Over two thirds (67%) of the retailers surveyed said that the generational tobacco ban would likely lead to an increase in illicit tobacco activity, with 66% also stating that they believe the Government does not have the required funding or resource to police a generational ban.  

The survey also found that 62% of retailers believe that the generational ban will be costly to their business in terms of implementation, with 55% saying it will make ID checks more complicated for their staff and 58% stating it will impact staff training specifically around underage sales.   

Tobacco remains an important category to 73% of convenience retailers when it comes to generating footfall in store. A quarter of stores said that 50% or more of their total revenue is from customers who purchase tobacco and other non-tobacco related items in the same basket.  

When asked about potential alternatives to the ban, many respondents said the tobacco age limit could be raised to 21, while others commented that consumers should be left to make their own choice when it comes to purchasing tobacco. Some retailers reiterated that tobacco laws should be left as they are, because of the negative impacts the ban would have on the convenience retail sector.  
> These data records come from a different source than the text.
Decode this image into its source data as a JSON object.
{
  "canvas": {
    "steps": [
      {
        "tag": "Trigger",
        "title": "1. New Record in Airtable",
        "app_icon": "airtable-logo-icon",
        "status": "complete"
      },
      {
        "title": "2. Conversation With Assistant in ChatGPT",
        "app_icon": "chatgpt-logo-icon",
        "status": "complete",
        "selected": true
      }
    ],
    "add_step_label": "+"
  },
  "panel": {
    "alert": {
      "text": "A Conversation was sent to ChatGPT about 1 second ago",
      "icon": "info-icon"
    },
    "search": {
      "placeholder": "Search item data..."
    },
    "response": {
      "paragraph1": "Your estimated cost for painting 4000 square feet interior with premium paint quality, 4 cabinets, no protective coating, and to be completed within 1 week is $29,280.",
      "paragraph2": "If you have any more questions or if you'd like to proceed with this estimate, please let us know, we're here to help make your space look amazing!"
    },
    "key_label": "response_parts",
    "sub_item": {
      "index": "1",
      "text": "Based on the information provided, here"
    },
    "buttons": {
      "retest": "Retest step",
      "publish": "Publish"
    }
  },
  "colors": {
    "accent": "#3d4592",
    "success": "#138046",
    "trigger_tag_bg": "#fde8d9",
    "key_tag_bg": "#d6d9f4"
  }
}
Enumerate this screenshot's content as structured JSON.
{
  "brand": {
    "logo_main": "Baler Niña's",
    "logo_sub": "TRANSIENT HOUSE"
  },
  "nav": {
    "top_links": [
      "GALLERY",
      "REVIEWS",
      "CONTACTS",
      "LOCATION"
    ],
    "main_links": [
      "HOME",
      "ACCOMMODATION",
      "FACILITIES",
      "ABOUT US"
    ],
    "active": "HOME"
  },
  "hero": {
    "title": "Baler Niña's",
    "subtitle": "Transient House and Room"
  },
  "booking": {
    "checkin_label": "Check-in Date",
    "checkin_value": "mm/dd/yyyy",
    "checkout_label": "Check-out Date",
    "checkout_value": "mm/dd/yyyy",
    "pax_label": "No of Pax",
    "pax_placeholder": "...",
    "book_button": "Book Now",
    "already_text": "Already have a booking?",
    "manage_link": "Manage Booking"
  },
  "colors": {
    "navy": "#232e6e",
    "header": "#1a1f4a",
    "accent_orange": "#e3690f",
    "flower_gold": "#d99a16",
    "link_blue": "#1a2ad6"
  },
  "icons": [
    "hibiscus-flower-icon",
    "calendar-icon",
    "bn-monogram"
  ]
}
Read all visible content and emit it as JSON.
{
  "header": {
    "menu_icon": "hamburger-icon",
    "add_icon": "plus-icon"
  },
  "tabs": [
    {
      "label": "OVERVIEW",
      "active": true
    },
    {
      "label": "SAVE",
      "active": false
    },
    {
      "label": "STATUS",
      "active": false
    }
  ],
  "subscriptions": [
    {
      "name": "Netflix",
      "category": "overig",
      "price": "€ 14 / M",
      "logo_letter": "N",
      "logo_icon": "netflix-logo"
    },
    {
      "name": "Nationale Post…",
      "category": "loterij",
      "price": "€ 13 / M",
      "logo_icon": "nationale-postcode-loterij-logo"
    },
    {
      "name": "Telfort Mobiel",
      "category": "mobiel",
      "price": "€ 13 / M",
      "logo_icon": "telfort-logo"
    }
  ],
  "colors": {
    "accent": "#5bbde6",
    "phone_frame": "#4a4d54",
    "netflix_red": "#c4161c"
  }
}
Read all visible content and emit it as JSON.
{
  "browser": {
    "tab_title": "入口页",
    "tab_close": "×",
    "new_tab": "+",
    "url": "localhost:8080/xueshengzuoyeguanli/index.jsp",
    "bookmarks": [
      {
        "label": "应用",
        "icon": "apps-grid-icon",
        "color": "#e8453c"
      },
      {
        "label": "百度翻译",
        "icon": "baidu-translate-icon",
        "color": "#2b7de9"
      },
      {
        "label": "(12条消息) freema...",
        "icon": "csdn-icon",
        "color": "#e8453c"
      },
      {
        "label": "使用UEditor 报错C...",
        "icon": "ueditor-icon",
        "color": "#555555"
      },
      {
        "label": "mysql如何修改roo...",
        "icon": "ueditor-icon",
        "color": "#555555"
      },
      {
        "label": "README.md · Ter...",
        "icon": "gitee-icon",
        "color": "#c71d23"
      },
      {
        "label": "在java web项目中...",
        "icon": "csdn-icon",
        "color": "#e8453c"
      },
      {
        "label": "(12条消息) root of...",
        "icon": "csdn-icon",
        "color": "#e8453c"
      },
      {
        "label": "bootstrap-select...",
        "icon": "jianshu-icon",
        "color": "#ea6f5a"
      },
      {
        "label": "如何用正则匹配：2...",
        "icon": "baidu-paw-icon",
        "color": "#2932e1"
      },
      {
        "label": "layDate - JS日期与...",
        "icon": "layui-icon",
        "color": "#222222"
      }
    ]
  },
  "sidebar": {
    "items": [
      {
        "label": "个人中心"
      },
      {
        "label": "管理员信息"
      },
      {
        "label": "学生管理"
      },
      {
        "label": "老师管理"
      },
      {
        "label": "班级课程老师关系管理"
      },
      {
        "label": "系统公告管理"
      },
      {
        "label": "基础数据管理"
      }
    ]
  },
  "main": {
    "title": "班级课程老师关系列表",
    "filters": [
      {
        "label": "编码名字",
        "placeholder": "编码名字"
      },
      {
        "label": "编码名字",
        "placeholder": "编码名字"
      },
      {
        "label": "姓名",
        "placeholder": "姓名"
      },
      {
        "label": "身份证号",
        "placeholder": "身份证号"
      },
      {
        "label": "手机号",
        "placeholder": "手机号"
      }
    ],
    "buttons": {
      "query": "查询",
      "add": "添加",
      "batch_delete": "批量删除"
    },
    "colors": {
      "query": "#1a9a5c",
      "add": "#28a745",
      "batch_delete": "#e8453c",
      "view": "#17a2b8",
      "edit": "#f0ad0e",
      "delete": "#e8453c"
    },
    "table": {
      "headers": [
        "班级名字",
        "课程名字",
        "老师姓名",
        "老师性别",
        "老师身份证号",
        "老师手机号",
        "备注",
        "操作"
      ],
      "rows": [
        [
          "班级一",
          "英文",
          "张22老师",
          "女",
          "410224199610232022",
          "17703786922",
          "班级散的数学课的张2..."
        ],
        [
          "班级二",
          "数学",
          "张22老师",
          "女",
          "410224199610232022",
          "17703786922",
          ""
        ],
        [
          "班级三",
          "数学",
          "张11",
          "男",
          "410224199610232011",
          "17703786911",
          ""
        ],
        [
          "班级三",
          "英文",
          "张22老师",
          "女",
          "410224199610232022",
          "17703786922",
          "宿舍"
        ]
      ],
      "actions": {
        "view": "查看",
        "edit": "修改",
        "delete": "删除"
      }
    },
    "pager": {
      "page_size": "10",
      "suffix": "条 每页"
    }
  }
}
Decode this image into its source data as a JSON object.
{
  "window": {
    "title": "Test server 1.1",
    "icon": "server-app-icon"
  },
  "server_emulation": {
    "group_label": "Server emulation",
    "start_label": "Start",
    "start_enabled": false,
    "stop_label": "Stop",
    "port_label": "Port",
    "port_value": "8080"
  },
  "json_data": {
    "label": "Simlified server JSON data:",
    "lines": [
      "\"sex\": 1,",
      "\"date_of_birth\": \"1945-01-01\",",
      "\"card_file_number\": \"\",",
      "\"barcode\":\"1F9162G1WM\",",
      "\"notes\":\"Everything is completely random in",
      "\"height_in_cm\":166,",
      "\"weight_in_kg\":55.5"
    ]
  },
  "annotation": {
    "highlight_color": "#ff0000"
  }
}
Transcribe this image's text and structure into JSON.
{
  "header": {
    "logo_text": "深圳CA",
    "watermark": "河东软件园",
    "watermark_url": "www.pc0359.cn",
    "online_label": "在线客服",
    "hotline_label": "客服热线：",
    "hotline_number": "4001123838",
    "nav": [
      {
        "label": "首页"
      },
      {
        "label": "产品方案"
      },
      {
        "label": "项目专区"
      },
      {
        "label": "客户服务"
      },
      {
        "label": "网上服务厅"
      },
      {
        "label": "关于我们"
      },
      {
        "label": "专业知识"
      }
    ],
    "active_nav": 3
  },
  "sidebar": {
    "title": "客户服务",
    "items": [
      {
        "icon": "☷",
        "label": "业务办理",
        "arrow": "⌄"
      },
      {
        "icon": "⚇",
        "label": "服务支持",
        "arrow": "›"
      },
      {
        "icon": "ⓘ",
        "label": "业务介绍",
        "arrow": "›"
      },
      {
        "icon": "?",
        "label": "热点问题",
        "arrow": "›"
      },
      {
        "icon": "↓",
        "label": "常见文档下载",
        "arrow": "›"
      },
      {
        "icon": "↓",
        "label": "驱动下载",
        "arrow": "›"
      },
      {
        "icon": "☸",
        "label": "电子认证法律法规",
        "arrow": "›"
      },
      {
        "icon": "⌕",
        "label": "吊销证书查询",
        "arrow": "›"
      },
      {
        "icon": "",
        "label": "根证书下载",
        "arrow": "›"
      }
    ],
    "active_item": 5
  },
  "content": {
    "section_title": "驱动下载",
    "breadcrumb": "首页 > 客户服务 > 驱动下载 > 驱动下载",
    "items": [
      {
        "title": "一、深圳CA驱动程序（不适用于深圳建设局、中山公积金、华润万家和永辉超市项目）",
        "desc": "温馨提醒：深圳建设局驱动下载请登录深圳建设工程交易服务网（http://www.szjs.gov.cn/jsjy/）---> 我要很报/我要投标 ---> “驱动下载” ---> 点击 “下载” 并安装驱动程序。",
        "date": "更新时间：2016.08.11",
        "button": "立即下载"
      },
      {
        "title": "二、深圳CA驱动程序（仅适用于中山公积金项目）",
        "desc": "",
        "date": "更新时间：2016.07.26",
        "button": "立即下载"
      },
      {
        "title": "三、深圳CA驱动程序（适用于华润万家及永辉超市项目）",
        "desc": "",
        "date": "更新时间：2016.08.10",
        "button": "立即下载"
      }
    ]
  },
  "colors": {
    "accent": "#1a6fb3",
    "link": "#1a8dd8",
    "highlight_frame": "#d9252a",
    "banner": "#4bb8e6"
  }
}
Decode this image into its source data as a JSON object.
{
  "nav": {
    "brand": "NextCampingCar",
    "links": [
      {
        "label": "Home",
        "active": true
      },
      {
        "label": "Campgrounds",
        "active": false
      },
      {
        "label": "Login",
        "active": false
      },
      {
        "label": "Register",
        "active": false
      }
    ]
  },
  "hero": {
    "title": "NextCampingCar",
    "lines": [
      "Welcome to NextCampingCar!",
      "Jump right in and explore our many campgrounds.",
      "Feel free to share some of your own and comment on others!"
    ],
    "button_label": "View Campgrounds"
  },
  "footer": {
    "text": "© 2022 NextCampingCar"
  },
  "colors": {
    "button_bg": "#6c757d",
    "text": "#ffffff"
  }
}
Paul Cheema, owner of Malcolm’s Convenience and Forecourt, Coventry, said:The proposed tobacco ban will hit convenience retailers the hardest. We know from recent reports, and our own experiences, that violence or abuse towards shopkeepers is on the rise, with ID checks or refusal of sale often a common cause of this. It’s fair to say that the proposed ban would highly likely exacerbate this issue and drive a further increase in threatening behaviour against retailers.”